*** DATASET ***

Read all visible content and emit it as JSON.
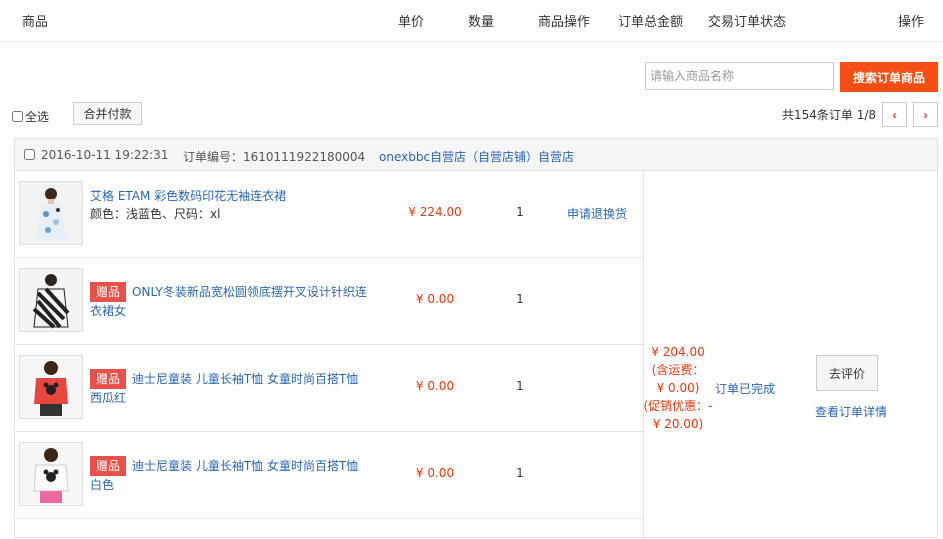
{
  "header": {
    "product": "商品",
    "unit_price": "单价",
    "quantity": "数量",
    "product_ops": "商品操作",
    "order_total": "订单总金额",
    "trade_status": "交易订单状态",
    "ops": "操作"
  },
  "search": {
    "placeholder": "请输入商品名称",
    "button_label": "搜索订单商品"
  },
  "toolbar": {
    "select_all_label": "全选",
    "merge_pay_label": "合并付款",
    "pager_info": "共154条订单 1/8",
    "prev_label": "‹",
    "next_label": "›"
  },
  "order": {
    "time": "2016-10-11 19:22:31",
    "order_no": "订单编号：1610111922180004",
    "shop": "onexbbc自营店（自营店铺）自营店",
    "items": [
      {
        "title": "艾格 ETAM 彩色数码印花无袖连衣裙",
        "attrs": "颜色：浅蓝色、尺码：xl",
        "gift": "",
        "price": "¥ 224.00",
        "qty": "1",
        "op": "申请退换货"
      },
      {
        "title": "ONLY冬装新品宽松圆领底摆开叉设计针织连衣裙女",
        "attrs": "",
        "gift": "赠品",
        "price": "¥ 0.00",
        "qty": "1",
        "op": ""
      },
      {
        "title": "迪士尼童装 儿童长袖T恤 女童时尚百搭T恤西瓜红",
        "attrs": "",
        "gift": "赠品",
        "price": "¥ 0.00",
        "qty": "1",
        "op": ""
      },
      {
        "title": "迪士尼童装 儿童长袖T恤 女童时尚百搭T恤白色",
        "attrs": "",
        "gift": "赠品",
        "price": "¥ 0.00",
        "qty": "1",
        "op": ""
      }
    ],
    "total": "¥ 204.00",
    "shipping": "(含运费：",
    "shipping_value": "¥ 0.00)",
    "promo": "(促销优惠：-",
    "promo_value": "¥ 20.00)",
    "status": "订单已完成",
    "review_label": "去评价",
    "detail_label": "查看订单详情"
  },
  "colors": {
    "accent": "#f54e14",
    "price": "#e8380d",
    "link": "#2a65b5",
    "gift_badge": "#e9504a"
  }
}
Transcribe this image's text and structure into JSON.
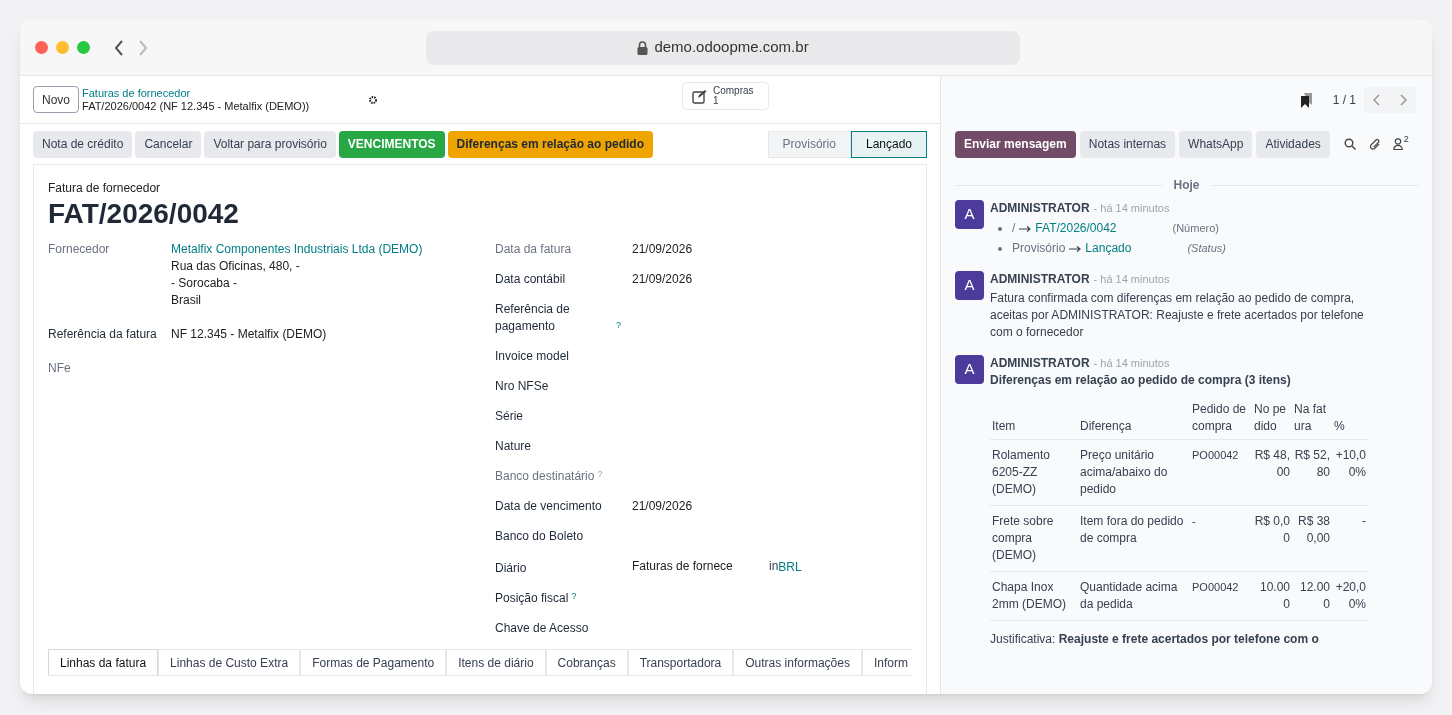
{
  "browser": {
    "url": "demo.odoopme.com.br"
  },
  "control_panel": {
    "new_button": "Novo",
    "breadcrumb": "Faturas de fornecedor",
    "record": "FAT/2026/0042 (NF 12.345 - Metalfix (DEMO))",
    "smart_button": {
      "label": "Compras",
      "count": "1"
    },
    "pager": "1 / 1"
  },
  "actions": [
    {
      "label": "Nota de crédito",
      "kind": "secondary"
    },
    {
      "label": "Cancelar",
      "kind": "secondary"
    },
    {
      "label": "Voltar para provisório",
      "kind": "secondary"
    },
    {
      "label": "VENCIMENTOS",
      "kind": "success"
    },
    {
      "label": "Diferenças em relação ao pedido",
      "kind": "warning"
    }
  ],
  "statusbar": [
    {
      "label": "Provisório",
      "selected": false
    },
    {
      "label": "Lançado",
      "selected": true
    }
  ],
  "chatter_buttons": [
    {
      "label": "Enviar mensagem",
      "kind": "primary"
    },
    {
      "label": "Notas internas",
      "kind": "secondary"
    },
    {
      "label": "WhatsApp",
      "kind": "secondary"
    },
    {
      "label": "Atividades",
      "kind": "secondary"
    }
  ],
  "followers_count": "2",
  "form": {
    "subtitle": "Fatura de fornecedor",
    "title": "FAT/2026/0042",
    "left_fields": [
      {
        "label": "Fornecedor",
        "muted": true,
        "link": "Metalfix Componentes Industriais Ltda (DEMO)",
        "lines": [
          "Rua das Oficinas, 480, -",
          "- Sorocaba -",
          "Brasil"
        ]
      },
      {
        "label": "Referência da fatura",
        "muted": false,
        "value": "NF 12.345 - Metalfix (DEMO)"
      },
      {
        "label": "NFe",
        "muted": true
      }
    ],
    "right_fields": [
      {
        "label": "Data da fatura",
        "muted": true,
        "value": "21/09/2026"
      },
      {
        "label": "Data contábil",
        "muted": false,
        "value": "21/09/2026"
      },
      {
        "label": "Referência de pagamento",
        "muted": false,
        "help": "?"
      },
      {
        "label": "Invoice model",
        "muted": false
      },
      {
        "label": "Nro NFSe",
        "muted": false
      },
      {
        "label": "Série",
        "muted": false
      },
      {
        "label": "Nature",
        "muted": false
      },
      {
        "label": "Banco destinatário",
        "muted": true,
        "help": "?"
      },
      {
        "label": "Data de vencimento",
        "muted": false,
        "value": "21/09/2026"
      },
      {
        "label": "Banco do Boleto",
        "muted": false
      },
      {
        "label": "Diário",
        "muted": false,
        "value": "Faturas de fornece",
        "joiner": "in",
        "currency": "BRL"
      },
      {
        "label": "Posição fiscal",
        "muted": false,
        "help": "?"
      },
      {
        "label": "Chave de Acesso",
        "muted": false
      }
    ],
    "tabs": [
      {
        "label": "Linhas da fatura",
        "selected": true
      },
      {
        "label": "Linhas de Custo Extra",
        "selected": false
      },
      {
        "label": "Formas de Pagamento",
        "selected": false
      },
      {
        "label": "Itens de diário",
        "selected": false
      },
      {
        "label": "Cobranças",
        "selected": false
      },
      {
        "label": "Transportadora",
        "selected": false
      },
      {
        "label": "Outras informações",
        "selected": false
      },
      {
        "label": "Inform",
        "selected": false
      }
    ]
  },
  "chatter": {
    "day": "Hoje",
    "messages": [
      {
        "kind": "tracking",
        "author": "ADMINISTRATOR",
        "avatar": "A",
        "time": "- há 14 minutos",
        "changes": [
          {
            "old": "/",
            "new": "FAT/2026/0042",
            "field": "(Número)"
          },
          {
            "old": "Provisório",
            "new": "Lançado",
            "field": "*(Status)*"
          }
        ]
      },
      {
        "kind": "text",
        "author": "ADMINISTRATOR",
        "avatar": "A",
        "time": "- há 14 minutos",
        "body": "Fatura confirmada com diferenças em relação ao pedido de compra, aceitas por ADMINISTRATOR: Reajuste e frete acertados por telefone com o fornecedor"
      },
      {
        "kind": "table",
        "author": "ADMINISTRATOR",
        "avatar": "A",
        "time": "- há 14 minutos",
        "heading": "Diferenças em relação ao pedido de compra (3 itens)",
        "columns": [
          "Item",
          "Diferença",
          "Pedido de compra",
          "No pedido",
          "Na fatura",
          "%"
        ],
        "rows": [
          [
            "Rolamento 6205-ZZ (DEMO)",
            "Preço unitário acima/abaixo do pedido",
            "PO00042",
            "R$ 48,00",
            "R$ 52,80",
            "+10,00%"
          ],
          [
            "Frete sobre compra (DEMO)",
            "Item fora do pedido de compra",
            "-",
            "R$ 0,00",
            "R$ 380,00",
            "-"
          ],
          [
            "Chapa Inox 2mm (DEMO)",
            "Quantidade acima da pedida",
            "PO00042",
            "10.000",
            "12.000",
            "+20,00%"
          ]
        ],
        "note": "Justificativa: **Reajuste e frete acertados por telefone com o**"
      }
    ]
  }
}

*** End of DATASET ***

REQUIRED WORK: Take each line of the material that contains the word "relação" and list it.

ANSWER TO THE PROBLEM:
      "label": "Diferenças em relação ao pedido",
        "body": "Fatura confirmada com diferenças em relação ao pedido de compra, aceitas por ADMINISTRATOR: Reajuste e frete acertados por telefone com o fornecedor"
        "heading": "Diferenças em relação ao pedido de compra (3 itens)",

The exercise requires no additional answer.